* [ASSIGNED TASK]: Go through the entries below and tally each line holding the string "will". Return the number only.

----------------------------------------

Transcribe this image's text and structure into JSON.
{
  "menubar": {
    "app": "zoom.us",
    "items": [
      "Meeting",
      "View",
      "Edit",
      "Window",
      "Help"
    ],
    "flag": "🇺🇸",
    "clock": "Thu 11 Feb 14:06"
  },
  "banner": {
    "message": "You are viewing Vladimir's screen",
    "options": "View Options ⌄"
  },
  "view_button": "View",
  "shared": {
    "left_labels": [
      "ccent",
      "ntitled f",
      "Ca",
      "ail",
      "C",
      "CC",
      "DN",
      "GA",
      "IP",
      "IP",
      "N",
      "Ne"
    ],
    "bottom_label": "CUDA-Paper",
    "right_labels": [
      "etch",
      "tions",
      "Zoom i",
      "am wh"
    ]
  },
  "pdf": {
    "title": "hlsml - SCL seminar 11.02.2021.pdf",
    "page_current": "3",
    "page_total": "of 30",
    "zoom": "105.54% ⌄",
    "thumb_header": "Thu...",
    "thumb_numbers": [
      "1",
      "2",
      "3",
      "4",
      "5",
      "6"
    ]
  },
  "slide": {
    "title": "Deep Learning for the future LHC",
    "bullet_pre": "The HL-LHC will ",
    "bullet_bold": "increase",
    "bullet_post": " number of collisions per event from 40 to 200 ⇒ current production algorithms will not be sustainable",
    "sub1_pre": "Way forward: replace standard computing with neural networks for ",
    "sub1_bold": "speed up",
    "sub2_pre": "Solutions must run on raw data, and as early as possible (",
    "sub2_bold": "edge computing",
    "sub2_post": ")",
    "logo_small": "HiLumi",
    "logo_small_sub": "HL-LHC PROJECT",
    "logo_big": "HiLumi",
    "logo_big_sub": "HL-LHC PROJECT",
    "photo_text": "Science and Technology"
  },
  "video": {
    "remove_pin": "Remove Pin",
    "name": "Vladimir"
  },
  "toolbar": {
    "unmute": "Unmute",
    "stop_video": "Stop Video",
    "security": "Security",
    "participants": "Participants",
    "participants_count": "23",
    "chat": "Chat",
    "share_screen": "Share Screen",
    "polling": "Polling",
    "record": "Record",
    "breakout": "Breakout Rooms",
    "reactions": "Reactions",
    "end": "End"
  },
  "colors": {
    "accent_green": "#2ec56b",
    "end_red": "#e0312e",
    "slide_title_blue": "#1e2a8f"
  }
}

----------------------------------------

* [RESPONSE]: 2